State Leaders Work to Protect the Privacy of Employees' and Students' Social Media Accounts
Social media has changed the public's expectations of privacy, but a backlash has risen against employers' requests for access to current and potential employees' personal social media accounts. Schools have also faced similar controversies for attempting to exercise control over students' online behavior. Several state leaders from across the country have written legislation to address these concerns and ensure the privacy of personal social media accounts. The proposed bills protect, at a minimum, employees from having to turn over personal social media account information.
Social media has had a disruptive effect on expectations of privacy. From Facebook applications that automatically share what a person is reading online to friends uploading and tagging embarrassing photos, social media users have faced a series of privacy challenges that could leave them exposed.
- Undermining expectations of privacy—Users expect to be able to keep some parts of their profile private. Messages, for example, are intended to be private conversations.
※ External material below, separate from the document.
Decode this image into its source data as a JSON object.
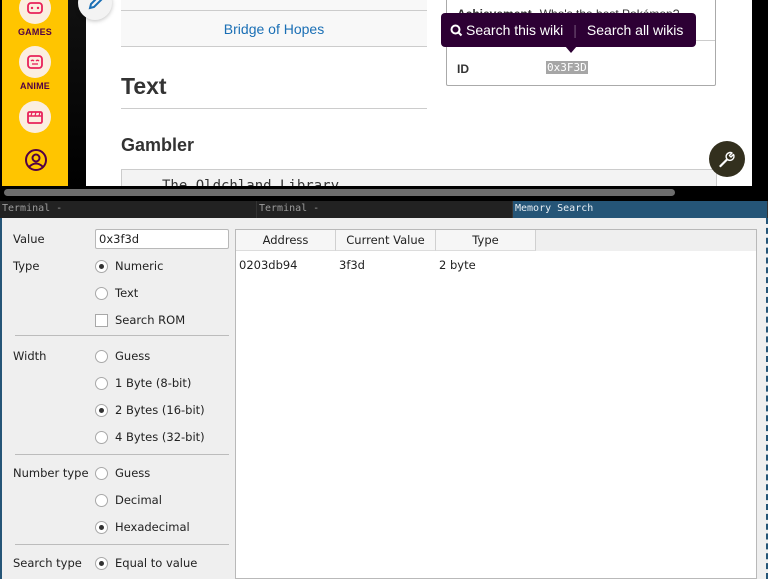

Accessing that person’s account not only violates an expectation of privacy, but it also exposes much of his or her friends’ personal information.
- Violating Facebook’s terms of service—Facebook’s terms of service intend each profile to be an accurate representation of the person who owns the account. Therefore, Facebook requires that each person who signs onto the service not share his or her username and password.
- Unintended liabilities—Employers and educational institutions open themselves up to a host of liabilities by having access to a person’s account. If a third party sees evidence of criminal activity on another person’s account, or if an employer learns the applicant is part of a protected class, they could be open to a series of legal obligations. Employers also may need to train third parties who review the accounts how to do so appropriately.
- California—In California, Assembly Bill 1844, introduced by Assembly Member Nora Campos, states that employers cannot require prospective employees to provide their private social media account password.6 Senate Bill 1349 applies only to public and independent postsecondary institutions. It would protect both students and employees from having to surrender their personal social media account information.7
- Illinois—House Bill 3782 and House Bill 5713 amend the Right to Privacy in the Workplace Act and focus on employers. It protects employees from having to disclose their personal social media account passwords.8
- Massachusetts—Rep. Cheryl Coakley-Rivera presented a bill on the Massachusetts docket that would prevent employers from demanding their employees’ social media account passwords.9
- Maryland—Maryland was the first state to pass legislation, House Bill 964 and Senate Bill 433, which was recently signed by Gov. Martin O’Malley. The legislation prohibits employers from requesting access to private social media accounts, but does not address higher education. Bills that addressed students’ accounts are either in committee or have been withdrawn from consideration.10
- Michigan—Michigan’s House Bill 5523 is broad in scope. It protects employees and prospective employees from being forced to release their social media access information to employers. It also protects students in both K-12 and higher education from having to release login credentials to schools.11
- Minnesota—The Minnesota legislature is reviewing three bills—House File 2963, House File 2982 and Senate File 2565—all focused on protecting employees or potential employees from being forced to provide access to their accounts as a condition of employment.12
- Missouri—A Missouri House committee is considering H.B. 2060, which would prevent employers from requesting login credentials from their employees.13
- New York— S.B. 6938 regulates employers, but it also specifically excludes the official social media accounts of the business or organization. Thus if an employee is tweeting from a company account, he or she could be required to surrender those credentials as a prerequisite for continued employment.14 A.B. 965415 and S.B. 683116 in New York also prohibit employers from requesting access to social media accounts.
- South Carolina—South Carolina has addressed this issue through House Bill 5105, which prohibits employers from asking for credentials to log in to a private social networking account and protects employees from retaliation if they do not provide access after a request.17
- Washington—Senate Bill 6637 would prohibit employers in the state from requesting their employees’ social media account access information.18